Another risk factor with important weight in these models is family history. The coefficient of the Barlow model, for pre-menopausal women, is similar to the Chen model’s coefficient for the variable “number of first-degree relatives with BC”. Nevertheless, the Barlow model for post-menopausal women has a lower coefficient. It is possible that part of the risk attributable to family history is explained by other variables, such as body mass index or surgical menopause, which are not included in the other models mentioned. The Gail model, on the other hand, gives a higher weight to family history in comparison to the Chen model. With the inclusion of breast density in the model, family history loses its impact in risk prediction.

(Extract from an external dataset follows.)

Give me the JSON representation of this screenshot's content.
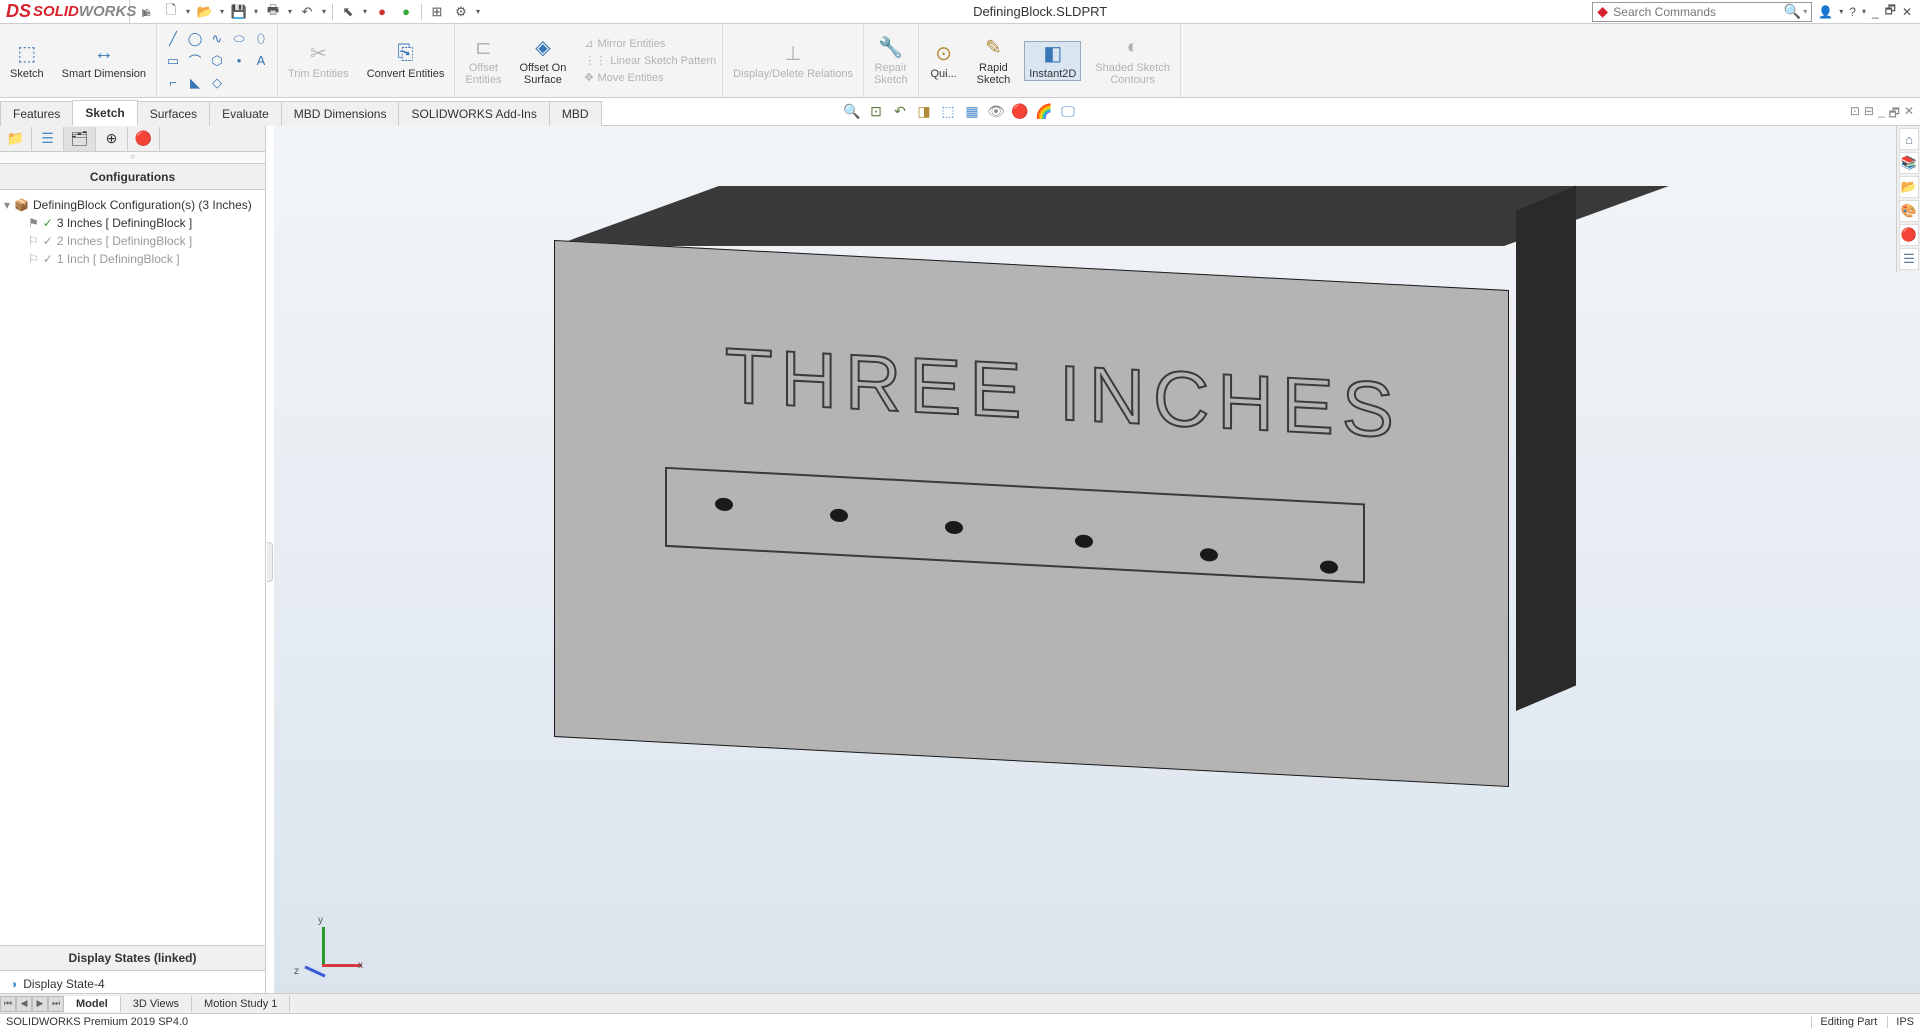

One of the principal contributions of our study is the assessment of the risk models using specific incidence and mortality rates by birth cohort in our geographic area. This procedure makes it possible to improve the Gail and Chen estimates based on the incidence rates of BC and mortality rates by other causes, which were obtained from a cross-sectional study. Given that BC incidence rates have an increasing trend, cross-sectional rates overestimate rates for past periods and underestimate those of future periods. As a result of using mortality rates by birth cohort, estimated survival in women over 50 in our study increased considerably in comparison with the US data of the original models. Therefore, a conclusion of our study was that, when local data for BC incidence and mortality from other causes were used, the Gail and Chen models provided unbiased estimates of risk of developing BC in our population.
One limitation of this study is that the Girona and Tarragona Cancer Registries do not include the population in the area studied. Although there were no differences observed in incidence rates between Girona and Tarragona, two areas of Catalonia that are geographically separated, it may be that the study area had a lower incidence of BC. Nevertheless, in a previous study, no differences were observed in BC mortality between a geographical region that included the study population, and the provinces of Girona and Tarragona .
Other limitations are related to the number of cancer cases and to missing values. As mentioned above, the small number of cancer cases precluded estimating specific relative risks, which have an impact on the performance of the models, along with the incidence and mortality rates. With respect to missing values, a sensitivity analysis with complete data showed that the calibration results were similar and discrimination slightly improved.
Finally, it is worth mentioning that the risk estimates are based only on the baseline characteristics reported at the first screening exam of the early detection program. With the number of previous biopsies being an important risk factor, a very small number of women reported having had biopsies before their first screening mammography. In these risk models, this is an important issue, because the estimating equation assumes that the probability or the relative risk is maintained over time.